“Unibind is renowned for its super-fast binding, laminating and presentations systems,” Atkinson said. “Due to high interest in the photo market, Unibind began adding technology to its current line of presentation books to add sophistication and ability to incorporate photos into its offerings.”
Worldwide demand led Unibind to create an entire department dedicated to photo books. The UniFoilPrinter can complement the traditional foil stamping process, Atkinson said, and includes a software package designed to produce books and prints. It can print text, drawings or logos directly on flat, smooth, semi-smooth and coated surfaces. Colors can be combined in one print, and the latest software release offers an import function for PDF files. The newly developed UniPaper allows bound documents to lay flat with a panoramic view across facing pages.
“The UniCover System’s built-in crimper allows users to professionally bind materials by creating a precise fit around the documents,” he continued. “The system is compatible with existing stock covers, making the switch to the new system seamless.” Atkinson added that he has seen a trend toward custom covers and larger sizes in photo books as family keepsakes or for gifts.
Other trends, according to David Ashton, vice president of sales and marketing at Linemark, Upper Marlboro, Maryland, include faster distribution with higher expectations of quality and consistency.
“Each player – whether large and trying to maintain or smaller and looking to grow – is seeking consistency to support their individual brand, similar to a franchise model for manufacturing,” Ashton said. “We also are seeing the packaging element playing a larger role. Between protection and branding, the creativity and innovation is amazing.”
“Originally, the market was moving faster than the manufacturers and the software,” he said. “There was and is a tremendous amount of creativity involved in setting up the manufacturing lines and general integrations. Certainly all aspects of manufacturing, from software to press to bindery, have now jumped in front of the market and are providing some great solutions. While our experience is invaluable, our business still requires an innovative and creative culture to navigate the unique requirements of this market.”
Automation and shelf life are the items of focus when Linemark adds equipment for photo book creation, Ashton said. The company is looking for fewer steps with more consistent results, along with adaptability for future needs.

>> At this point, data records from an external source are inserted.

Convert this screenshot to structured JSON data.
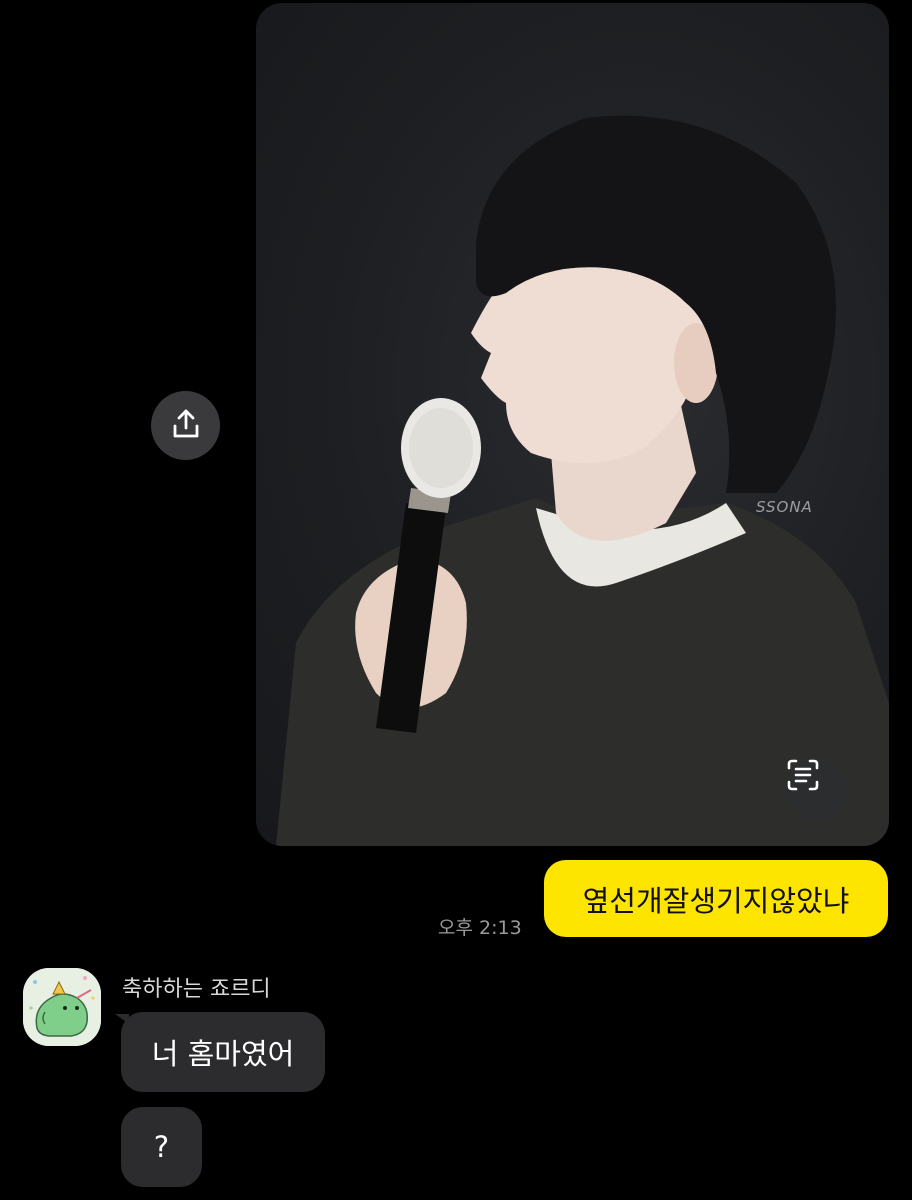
{
  "chat": {
    "messages": [
      {
        "id": "photo",
        "direction": "outgoing",
        "type": "image",
        "watermark": "SSONA"
      },
      {
        "id": "sent-text",
        "direction": "outgoing",
        "type": "text",
        "text": "옆선개잘생기지않았냐",
        "time": "오후 2:13"
      }
    ],
    "incoming": {
      "sender_name": "축하하는 죠르디",
      "messages": [
        {
          "text": "너 홈마였어"
        },
        {
          "text": "?"
        }
      ]
    }
  },
  "icons": {
    "share": "share-icon",
    "text-scan": "text-scan-icon",
    "avatar": "dinosaur-avatar"
  },
  "colors": {
    "background": "#000000",
    "sent_bubble": "#fee500",
    "received_bubble": "#2c2c2e",
    "timestamp": "#9a9a9a"
  }
}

“We increased printing capacity on the digital printing stage with three new HP Indigos recently,” Ashton said. “On the bindery side, we have added a Kolbus casemaker, numerous laminators and book bindery equipment including PUR, stitching, book assembly, shrink wrapping and packaging equipment. Because this portion of our revenue was net new, it has increased our operators, management and administrative team.”

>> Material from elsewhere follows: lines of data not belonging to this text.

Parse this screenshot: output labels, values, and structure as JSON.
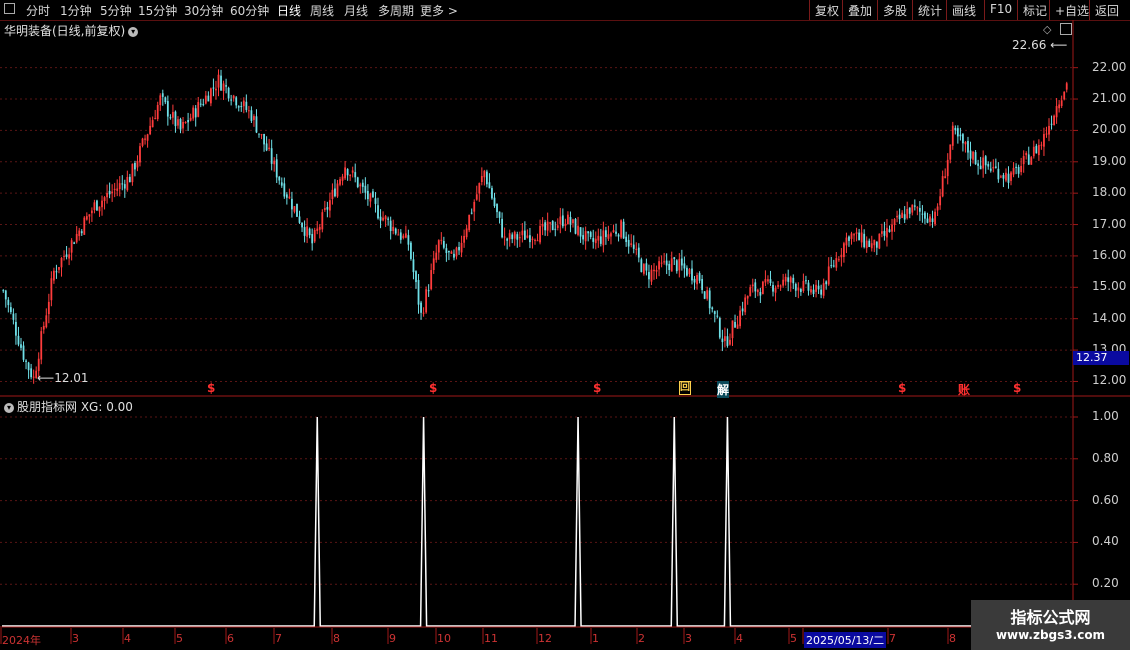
{
  "toolbar": {
    "left_items": [
      "分时",
      "1分钟",
      "5分钟",
      "15分钟",
      "30分钟",
      "60分钟",
      "日线",
      "周线",
      "月线",
      "多周期",
      "更多 >"
    ],
    "active_index": 6,
    "right_items": [
      "复权",
      "叠加",
      "多股",
      "统计",
      "画线",
      "F10",
      "标记",
      "+自选",
      "返回"
    ]
  },
  "header": {
    "stock_title": "华明装备(日线,前复权)",
    "indicator_title": "股朋指标网 XG: 0.00"
  },
  "markers": {
    "high_label": "22.66",
    "low_label": "12.01",
    "current_price": "12.37",
    "signals": [
      {
        "label": "$",
        "x": 212,
        "color": "#ff3030"
      },
      {
        "label": "$",
        "x": 434,
        "color": "#ff3030"
      },
      {
        "label": "$",
        "x": 598,
        "color": "#ff3030"
      },
      {
        "label": "回",
        "x": 684,
        "color": "#ffd24d"
      },
      {
        "label": "解",
        "x": 722,
        "color": "#30c0d0"
      },
      {
        "label": "$",
        "x": 903,
        "color": "#ff3030"
      },
      {
        "label": "账",
        "x": 963,
        "color": "#ff3030"
      },
      {
        "label": "$",
        "x": 1018,
        "color": "#ff3030"
      }
    ]
  },
  "x_axis": {
    "labels": [
      "2024年",
      "3",
      "4",
      "5",
      "6",
      "7",
      "8",
      "9",
      "10",
      "11",
      "12",
      "1",
      "2",
      "3",
      "4",
      "5",
      "2025/05/13/二",
      "7",
      "8"
    ]
  },
  "colors": {
    "up": "#ff3c3c",
    "down": "#6fe0e8",
    "grid": "#5a1515",
    "axis": "#a01818",
    "signal": "#ffffff"
  },
  "chart_data": [
    {
      "type": "candlestick",
      "title": "华明装备(日线,前复权)",
      "y_ticks": [
        "22.00",
        "21.00",
        "20.00",
        "19.00",
        "18.00",
        "17.00",
        "16.00",
        "15.00",
        "14.00",
        "13.00",
        "12.00"
      ],
      "ylim": [
        11.6,
        23.2
      ],
      "grid": true,
      "anchors": [
        {
          "i": 0,
          "close": 14.9
        },
        {
          "i": 9,
          "close": 12.6
        },
        {
          "i": 12,
          "close": 12.1
        },
        {
          "i": 20,
          "close": 15.5
        },
        {
          "i": 36,
          "close": 17.6
        },
        {
          "i": 50,
          "close": 18.5
        },
        {
          "i": 62,
          "close": 21.0
        },
        {
          "i": 70,
          "close": 20.0
        },
        {
          "i": 85,
          "close": 21.6
        },
        {
          "i": 98,
          "close": 20.5
        },
        {
          "i": 110,
          "close": 18.3
        },
        {
          "i": 122,
          "close": 16.4
        },
        {
          "i": 135,
          "close": 18.9
        },
        {
          "i": 148,
          "close": 17.4
        },
        {
          "i": 160,
          "close": 16.4
        },
        {
          "i": 165,
          "close": 14.1
        },
        {
          "i": 172,
          "close": 16.4
        },
        {
          "i": 178,
          "close": 15.8
        },
        {
          "i": 190,
          "close": 18.7
        },
        {
          "i": 198,
          "close": 16.5
        },
        {
          "i": 214,
          "close": 16.8
        },
        {
          "i": 222,
          "close": 17.2
        },
        {
          "i": 232,
          "close": 16.4
        },
        {
          "i": 244,
          "close": 16.9
        },
        {
          "i": 254,
          "close": 15.4
        },
        {
          "i": 264,
          "close": 15.8
        },
        {
          "i": 275,
          "close": 15.3
        },
        {
          "i": 285,
          "close": 13.2
        },
        {
          "i": 295,
          "close": 14.9
        },
        {
          "i": 310,
          "close": 15.2
        },
        {
          "i": 322,
          "close": 14.8
        },
        {
          "i": 334,
          "close": 16.7
        },
        {
          "i": 344,
          "close": 16.3
        },
        {
          "i": 358,
          "close": 17.5
        },
        {
          "i": 368,
          "close": 17.2
        },
        {
          "i": 375,
          "close": 19.9
        },
        {
          "i": 385,
          "close": 19.0
        },
        {
          "i": 398,
          "close": 18.5
        },
        {
          "i": 410,
          "close": 19.6
        },
        {
          "i": 418,
          "close": 21.2
        },
        {
          "i": 420,
          "close": 21.5
        }
      ],
      "candle_count": 421
    },
    {
      "type": "line",
      "series": [
        {
          "name": "XG",
          "spikes_at_candle": [
            124,
            166,
            227,
            265,
            286
          ]
        }
      ],
      "y_ticks": [
        "1.00",
        "0.80",
        "0.60",
        "0.40",
        "0.20"
      ],
      "ylim": [
        0,
        1
      ],
      "grid": true
    }
  ],
  "watermark": {
    "line1": "指标公式网",
    "line2": "www.zbgs3.com"
  }
}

“The opportunity was presented to us as more of a test case because we were into digital printing early in the technology curve,” he continued. “We were already seeing the value of personalization and perceived this as a market that could add significant organic growth if it caught on as anticipated. Originally it was on the fringe of our business model but today fits squarely into the direction and strategy of the business. We are seeing more volume and revenue within our current partners and are adding new partners on a regular basis.”
As digital print technologies become more mainstream, photo book printers are in a unique position to take advantage of emerging short-run solutions. Today, more and more machines are being designed to meet the needs of the short-run digital environment, allowing more printers and finishers to produce high-quality photo books without sacrificing speed or quality.